High power and single mode InGaAsN ridge waveguide lasers were developed. The pulsed the maximum output power was 240 mW at room temperature (RT). The threshold was 15 mA at 20°C. The ridge waveguide laser could work beyond 120°C. For cw operation, the lasers show a maximum output up to 40 mW RT. The broad area lasers using the same materials has been working under continuous-wave operation at constant current (80% of maximum output) for more than 42,800 device-hours at 30°C with as-cleaved facets. They are still working well.
Before processing the InGaAsN/GaAs edge emitting lasers, post-growth rapid thermal annealing (RTA) was applied on the wafer. Different RTA results in different threshold current density (Jth). RTA at 720°C reduces the Jth significantly but keeps the linear fit slope of Jth vs 1/L (L is the cavity length). It indicates that RTA at 720°C can decrease the absorption losses. High temperature RTA at 890°C can dramatically decrease the linear fit slope, which indicates that the carrier conductivity is improved dramatically even the RTA time is only one second.
We report on the growth of GaInNAs materials and lasers by molecular beam epitaxy (MBE) using a rf-plasma source. Optimal GaInNAs quantum well (QW) structures have been designed and grown in order to achieve the brightest and narrowest photoluminescence (PL) spectra beyond 1.30 um. State-of-the-art GaInNAs/GaAs SQW lasers operating at 1.32 um have been demonstrated. For a broad area oxide stripe, uncoated Fabry-Perot laser with a cavity length of 1600 um, the threshold current density is 546 A/cm2 at room temperature. Optical output up to 40 mW per facet under continuous wave operation was achieved for these uncoated lasers at room temperature.

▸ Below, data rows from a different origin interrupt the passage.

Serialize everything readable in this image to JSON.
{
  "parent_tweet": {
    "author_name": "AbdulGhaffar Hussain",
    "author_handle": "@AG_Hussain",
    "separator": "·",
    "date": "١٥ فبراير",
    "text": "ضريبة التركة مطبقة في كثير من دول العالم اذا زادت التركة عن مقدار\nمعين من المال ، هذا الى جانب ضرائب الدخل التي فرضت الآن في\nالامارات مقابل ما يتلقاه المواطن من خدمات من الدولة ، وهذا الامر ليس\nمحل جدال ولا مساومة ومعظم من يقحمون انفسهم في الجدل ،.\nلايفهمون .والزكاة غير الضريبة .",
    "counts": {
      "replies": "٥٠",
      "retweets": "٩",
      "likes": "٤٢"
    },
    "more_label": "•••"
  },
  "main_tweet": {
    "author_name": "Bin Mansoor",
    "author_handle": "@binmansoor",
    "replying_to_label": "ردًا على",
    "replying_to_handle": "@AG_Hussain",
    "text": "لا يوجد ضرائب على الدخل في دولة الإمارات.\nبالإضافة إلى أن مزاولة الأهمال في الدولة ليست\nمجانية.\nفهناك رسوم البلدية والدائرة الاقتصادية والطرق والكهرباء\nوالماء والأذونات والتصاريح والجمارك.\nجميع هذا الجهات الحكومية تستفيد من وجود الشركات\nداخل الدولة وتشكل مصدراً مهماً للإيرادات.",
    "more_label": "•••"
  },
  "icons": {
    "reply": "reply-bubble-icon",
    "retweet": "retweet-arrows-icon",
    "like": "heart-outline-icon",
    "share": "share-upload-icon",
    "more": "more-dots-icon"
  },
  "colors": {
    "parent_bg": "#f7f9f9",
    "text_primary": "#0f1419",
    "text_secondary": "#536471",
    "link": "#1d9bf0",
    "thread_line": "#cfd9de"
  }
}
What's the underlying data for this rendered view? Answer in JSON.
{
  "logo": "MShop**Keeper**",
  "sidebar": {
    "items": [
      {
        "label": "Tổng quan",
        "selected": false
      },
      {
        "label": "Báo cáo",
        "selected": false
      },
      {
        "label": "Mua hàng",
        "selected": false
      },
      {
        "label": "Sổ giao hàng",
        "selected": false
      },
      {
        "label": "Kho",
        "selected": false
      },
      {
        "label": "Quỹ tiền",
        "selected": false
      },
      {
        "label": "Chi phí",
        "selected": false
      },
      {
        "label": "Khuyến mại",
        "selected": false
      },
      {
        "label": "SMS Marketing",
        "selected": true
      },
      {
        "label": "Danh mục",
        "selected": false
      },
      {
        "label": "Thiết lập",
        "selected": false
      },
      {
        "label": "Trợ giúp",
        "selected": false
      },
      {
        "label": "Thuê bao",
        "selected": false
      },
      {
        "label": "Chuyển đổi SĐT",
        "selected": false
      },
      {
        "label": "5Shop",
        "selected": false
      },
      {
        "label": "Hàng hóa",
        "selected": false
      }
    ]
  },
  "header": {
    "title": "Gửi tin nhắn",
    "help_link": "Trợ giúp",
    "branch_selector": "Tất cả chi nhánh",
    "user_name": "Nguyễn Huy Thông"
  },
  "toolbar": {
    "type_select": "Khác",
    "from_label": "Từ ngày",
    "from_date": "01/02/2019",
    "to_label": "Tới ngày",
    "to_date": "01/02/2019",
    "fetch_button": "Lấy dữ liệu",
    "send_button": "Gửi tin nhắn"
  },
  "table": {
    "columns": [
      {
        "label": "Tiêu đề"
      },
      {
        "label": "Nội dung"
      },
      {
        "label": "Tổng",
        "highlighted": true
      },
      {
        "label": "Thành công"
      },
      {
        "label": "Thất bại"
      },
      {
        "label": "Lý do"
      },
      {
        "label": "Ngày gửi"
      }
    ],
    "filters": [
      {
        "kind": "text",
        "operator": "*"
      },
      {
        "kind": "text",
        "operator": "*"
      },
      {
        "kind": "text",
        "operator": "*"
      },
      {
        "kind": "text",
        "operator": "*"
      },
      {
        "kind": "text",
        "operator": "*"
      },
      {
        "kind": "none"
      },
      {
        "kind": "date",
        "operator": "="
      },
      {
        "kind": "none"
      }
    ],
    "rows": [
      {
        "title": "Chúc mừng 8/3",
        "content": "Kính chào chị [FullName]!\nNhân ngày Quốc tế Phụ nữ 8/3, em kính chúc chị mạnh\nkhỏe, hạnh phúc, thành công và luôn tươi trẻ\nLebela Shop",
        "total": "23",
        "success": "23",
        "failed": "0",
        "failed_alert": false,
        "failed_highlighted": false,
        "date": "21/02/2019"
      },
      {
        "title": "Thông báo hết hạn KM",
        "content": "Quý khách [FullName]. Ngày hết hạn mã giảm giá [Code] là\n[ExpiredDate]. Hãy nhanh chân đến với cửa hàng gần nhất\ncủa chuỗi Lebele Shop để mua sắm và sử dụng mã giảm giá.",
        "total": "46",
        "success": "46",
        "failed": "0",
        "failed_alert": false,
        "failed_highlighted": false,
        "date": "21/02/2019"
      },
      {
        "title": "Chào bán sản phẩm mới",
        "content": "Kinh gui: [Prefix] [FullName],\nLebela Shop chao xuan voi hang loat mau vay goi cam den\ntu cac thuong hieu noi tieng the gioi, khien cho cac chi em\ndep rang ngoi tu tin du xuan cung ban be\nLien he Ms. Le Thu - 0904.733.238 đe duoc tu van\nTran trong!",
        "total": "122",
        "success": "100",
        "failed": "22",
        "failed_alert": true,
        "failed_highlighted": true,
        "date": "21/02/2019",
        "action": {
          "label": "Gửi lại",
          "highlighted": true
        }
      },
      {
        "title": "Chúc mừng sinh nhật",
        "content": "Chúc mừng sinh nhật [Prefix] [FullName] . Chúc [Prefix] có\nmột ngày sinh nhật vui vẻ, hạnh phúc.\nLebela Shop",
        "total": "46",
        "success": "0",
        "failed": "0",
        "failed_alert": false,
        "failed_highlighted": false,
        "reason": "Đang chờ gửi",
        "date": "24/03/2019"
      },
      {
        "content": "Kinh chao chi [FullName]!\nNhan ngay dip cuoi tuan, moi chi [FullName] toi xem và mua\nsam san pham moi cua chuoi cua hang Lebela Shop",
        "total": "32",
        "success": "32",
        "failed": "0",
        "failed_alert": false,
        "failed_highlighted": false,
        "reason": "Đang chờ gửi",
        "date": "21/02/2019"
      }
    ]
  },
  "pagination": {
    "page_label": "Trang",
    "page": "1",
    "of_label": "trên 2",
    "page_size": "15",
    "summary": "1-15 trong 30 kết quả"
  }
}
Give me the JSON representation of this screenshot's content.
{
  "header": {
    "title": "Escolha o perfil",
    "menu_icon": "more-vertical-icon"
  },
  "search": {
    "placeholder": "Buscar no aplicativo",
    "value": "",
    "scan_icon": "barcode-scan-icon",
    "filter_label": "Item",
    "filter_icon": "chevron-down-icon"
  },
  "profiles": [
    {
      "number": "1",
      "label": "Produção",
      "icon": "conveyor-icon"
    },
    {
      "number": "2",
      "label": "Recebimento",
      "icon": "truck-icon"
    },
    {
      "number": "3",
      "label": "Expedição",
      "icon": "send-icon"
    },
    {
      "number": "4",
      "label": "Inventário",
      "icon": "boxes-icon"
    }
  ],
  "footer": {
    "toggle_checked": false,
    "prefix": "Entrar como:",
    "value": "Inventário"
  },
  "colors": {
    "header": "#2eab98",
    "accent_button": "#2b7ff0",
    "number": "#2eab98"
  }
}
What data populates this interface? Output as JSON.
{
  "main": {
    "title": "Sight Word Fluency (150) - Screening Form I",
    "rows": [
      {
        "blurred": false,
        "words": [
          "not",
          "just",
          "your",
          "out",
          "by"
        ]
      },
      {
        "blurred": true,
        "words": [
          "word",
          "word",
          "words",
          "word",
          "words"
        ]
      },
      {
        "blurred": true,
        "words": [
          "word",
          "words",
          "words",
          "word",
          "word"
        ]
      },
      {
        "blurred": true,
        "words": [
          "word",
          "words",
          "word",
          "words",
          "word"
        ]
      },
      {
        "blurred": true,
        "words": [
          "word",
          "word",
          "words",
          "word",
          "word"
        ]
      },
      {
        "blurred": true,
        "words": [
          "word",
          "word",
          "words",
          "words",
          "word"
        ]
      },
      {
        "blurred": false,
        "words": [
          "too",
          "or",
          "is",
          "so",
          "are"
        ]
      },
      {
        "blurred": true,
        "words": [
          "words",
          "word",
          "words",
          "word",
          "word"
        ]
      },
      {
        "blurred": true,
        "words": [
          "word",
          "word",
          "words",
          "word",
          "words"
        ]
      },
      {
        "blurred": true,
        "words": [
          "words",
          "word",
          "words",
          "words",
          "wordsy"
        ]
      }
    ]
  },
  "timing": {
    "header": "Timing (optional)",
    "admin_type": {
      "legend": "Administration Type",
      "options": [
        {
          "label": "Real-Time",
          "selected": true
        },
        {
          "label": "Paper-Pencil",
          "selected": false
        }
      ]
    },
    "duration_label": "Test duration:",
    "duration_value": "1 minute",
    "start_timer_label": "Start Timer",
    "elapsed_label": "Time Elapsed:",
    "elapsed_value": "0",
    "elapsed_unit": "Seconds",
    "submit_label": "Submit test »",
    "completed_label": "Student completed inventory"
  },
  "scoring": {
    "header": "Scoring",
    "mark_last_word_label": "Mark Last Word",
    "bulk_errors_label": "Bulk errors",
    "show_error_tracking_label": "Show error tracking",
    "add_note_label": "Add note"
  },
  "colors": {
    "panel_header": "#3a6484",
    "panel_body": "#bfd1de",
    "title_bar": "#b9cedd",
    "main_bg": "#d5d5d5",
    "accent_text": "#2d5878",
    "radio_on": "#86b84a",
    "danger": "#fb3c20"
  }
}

We report the growth of GaInAsN heterostructures on GaAs substrates by conventional molecular beam epitaxy (MBE) using a radio frequency plasma source. Lattice-matched bulk samples and several strained single quantum well (SQW) and multiple quantum well (MQW) structures were grown. The QWs were sandwiched between two GaAsN strain-compensating layers (SCL) and AlGaAs cladding layers. By the aid of SCLs the photoluminescence (PL) wavelength red-shifted as much as 88 nm with the same intensity. GaInAsN strain-mediating layers (SML), having less strain than QW, were also used to obtain red shift and improved luminescence properties. The structures were studied by room temperature (RT) PL, x-ray diffraction (XRD) measurements and atomic force microscopy (AFM). The indium and nitrogen compositions of the QWs varied from 34 to 38 % and 1.3 to 3.5 %, respectively. Most of the studied structures showed PL peak wavelength at over 1.3 mm. Depending on the structure and thermal annealing treatment conditions the wavelength blue shifted up to 55 nm and intensity increased ~45 times. Furthermore, an AFM image of a five QW sample showed very smooth surface indicating together with PL measurements that high quality MQWs can be realized. In addition, 1.32-micrometers continuous-wave GaInAsN edge-emitting lasers were demonstrated.